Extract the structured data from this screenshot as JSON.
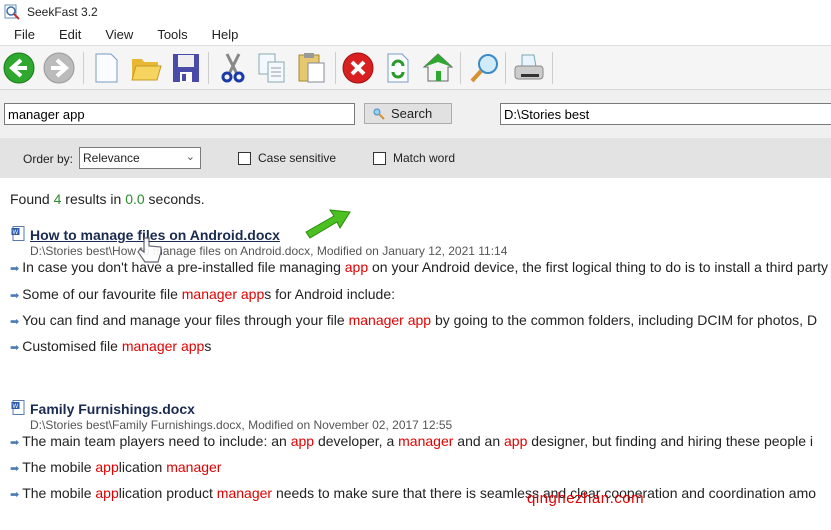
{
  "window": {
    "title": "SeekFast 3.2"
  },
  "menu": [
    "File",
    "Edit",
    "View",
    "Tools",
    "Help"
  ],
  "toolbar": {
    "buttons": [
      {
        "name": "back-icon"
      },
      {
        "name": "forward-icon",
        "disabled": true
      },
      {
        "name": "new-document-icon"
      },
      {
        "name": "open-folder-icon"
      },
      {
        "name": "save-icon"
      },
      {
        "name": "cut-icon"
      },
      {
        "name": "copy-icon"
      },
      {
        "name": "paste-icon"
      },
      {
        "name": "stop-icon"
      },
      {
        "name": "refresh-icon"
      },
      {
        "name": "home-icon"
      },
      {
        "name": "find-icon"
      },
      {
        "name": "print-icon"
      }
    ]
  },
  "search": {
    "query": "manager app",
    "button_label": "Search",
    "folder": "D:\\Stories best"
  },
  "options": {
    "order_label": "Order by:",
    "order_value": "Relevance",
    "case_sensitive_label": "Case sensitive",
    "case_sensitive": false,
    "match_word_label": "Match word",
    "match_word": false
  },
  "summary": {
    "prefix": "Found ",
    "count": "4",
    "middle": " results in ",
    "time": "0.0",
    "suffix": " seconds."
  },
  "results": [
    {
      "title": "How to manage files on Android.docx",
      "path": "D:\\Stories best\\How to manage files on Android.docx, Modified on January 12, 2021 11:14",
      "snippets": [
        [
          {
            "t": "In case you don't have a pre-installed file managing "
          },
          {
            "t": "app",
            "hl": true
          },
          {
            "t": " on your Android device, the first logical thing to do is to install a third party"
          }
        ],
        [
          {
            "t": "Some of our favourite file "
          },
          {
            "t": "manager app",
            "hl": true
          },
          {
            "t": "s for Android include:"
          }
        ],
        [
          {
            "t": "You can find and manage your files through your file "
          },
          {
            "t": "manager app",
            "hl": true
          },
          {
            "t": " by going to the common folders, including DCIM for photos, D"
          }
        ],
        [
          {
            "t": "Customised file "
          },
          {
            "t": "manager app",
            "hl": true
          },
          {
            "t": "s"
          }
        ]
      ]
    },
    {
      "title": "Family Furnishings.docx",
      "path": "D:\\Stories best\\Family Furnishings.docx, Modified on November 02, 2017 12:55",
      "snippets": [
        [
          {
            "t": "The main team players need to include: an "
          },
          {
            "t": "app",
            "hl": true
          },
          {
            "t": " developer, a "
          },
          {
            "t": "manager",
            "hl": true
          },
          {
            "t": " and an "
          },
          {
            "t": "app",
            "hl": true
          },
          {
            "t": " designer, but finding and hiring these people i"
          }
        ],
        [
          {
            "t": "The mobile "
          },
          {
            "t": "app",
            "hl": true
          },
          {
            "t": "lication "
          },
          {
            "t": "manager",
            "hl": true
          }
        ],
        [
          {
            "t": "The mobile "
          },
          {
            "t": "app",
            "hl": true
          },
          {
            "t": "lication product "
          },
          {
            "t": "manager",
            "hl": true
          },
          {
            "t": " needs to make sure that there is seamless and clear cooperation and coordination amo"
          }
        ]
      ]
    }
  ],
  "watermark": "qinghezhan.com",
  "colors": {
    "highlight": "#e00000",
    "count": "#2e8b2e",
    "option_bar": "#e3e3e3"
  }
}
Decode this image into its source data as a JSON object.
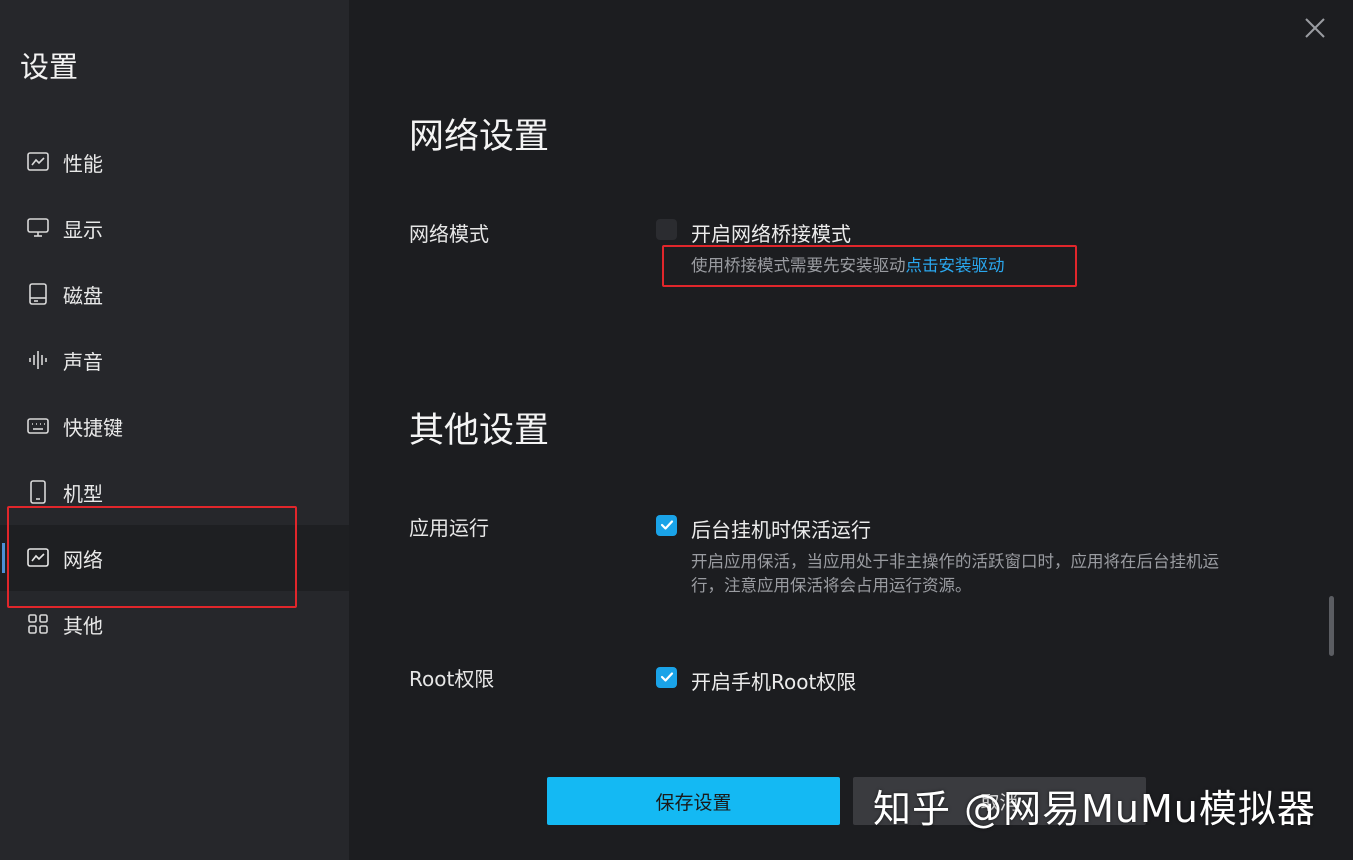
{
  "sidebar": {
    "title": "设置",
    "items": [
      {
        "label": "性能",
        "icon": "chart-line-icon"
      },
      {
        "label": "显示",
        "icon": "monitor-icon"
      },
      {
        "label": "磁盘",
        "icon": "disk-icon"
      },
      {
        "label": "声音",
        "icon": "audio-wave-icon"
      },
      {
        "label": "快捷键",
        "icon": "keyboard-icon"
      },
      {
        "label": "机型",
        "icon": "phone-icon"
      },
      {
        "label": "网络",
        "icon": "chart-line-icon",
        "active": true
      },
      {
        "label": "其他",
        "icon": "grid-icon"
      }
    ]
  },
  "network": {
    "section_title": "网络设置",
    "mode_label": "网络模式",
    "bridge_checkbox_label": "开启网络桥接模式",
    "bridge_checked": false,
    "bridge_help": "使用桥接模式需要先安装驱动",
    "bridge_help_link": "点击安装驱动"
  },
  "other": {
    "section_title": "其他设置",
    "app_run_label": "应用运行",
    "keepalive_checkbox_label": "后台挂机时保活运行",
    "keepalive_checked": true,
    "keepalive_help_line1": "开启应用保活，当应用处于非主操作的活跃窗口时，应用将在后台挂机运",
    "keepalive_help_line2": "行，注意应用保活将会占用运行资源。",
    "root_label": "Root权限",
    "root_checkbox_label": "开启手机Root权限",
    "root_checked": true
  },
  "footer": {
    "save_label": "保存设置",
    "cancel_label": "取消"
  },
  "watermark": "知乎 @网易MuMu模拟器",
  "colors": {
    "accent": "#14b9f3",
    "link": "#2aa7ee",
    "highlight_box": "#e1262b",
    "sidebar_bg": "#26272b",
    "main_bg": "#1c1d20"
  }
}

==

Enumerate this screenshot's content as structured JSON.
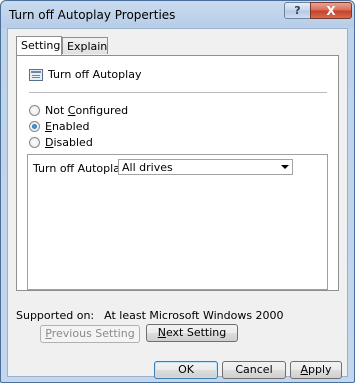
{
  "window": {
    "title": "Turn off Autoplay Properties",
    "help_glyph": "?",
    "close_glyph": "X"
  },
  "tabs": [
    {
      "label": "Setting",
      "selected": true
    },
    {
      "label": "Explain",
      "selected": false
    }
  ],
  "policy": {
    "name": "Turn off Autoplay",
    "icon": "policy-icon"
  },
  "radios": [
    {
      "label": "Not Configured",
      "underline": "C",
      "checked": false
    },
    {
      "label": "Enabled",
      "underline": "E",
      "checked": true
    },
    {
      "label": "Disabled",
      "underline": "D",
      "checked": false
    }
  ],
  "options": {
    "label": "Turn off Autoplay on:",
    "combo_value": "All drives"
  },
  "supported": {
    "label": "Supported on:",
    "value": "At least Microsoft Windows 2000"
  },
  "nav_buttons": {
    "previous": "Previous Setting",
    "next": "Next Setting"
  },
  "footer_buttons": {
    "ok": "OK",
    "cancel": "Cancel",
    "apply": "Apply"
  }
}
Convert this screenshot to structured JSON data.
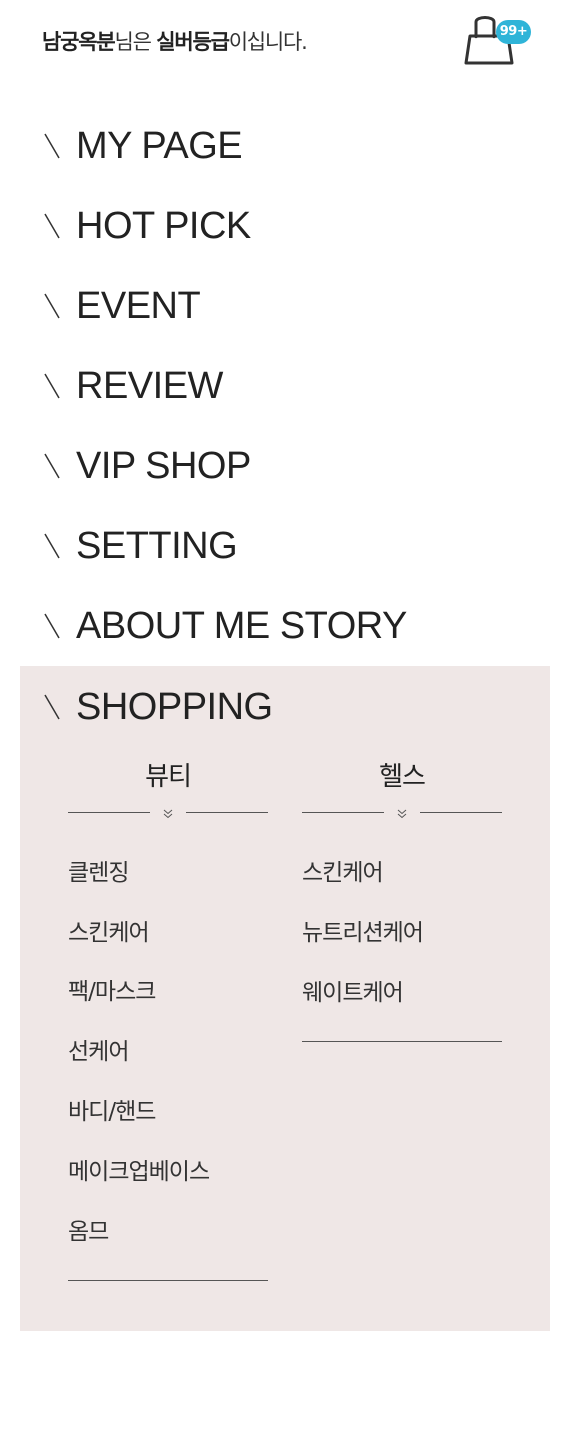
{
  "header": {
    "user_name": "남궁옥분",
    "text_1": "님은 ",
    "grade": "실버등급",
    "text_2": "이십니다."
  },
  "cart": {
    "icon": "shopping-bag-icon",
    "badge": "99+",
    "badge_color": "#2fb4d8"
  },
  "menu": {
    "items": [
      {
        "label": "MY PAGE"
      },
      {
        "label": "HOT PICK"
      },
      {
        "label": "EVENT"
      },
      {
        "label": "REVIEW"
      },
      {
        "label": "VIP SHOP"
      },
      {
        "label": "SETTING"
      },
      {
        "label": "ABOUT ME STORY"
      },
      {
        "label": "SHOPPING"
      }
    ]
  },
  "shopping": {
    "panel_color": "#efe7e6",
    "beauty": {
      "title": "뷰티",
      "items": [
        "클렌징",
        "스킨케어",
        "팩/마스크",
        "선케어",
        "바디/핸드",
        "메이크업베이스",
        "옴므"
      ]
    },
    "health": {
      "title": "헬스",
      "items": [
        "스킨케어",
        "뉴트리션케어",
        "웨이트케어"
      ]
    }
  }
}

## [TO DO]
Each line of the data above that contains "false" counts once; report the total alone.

## [SOLUTION TO THE PROBLEM]
6